After ten years in the position at the head of the party, which is part of the Alliance coalition government, Olofsson has periodically come under fire since the poor showing in the 2010 general election.
Some within the party wanted her to leave in the autumn after the election fiasco which saw the party narrowly sneak into parliament above the 4 percent threshold.
Olofsson has herself persistently waved off calls for her departure by saying that she will stay as long as she considers it fun.
The party holds its annual congress in the autumn and has decided to organize an extraordinary meeting in 2011 in order to adopt a new party programme.
Abir Al-Sahlani on Wednesday openly called for Maud Olofsson to resign in September.
“I think basically that Maud has completed a huge amount of work within the party but the party executive has said that we are to begin a process of renewal and I don’t think that we can simply dump this in the lap of a new leadership in the autumn 2012,” she said.
Al-Sahlani’s comments drew the full support of high profile member of parliament Fredrick Federley.
“It’s not about confidence in Maud Olofsson, it is about the need for new energy in the party,” he said.
Like Al-Sahlani he referred to the decision to develop a new party platform.
“The new leader must have a say in the matter,” he said.
Federley warns of “a classic center-case scenario, where a party leader clings to power for too long and is eventually forced out. This happened with both Thorbjorn Falldin and Olof Johansson, causing a great deal of bitterness, Federley said.
The Centre Party Youth League (CUF) has also voiced support for a change in party leader, but has not said when it will happen.

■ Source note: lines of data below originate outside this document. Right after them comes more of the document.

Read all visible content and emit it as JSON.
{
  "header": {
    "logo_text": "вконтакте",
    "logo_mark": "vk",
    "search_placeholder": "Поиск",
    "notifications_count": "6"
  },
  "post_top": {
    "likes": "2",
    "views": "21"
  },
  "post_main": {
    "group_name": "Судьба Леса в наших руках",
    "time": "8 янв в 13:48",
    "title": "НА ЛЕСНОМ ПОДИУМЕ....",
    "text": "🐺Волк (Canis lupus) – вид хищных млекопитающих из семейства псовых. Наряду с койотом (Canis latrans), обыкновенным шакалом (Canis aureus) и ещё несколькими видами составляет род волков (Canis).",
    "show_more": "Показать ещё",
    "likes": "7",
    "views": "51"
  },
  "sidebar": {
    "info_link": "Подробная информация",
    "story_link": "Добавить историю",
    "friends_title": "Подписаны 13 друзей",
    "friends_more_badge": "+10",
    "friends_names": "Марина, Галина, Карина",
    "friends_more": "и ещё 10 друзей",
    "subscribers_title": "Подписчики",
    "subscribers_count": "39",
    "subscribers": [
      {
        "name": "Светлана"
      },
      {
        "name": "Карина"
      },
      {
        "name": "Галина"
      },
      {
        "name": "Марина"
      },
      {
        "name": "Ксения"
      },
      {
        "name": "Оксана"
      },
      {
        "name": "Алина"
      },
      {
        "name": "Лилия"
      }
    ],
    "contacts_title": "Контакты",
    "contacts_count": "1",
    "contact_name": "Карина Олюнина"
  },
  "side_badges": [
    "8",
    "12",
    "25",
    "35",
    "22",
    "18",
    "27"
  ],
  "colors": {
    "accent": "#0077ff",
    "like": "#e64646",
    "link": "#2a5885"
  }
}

“We want a new party leader in the elections in 2014, but we have not said whether this will happen in 2011 or 2012. But the new leader must have plenty of time before the election,” said CUF’s chairman Magnus Andersson.
“The most important thing is that we don’t make the classic Social Democrat mistake of talking only about people, but we also have to talk about political content, vision and communication,” he said.
Maud Olofsson responded to the discussion over her future through her press secretary Johanna Martin on Wednesday that she “is the party leader as long as she thinks it’s fun and as long as she feels that she has the confidence of the members”.
Olofsson, who is currently in Abu Dhabi at an energy ministers meeting, said that both criteria still apply even after the latest demands for her to resign.
“It is natural that there is a discussion.. and that Maud Olofsson has nothing against,” Martin said.
There are no lack of successors and the main challengers for the post are all women.
Best placed is reported to Annie Jahansson, 27-years-old from Värnamo. She was elected to parliament in 2006 and quickly became one of the party’s leading profiles. Her most recent post was as chair of the post election analysis group.
Another candidate is Anna-Karin Hat, secretary of the coordination office during the last parliament and was after election appointed to the post of IT minister – Hatt is considered to be Maud Olofsson’s personal favourite.
MEP Lena Ek is another personality that is mentioned. Ek competed for the post of party leader when Olofsson got the job.
Among the male candidates are named environment minister Andreas Carlgren and rural affairs minister Eskil Erlandsson.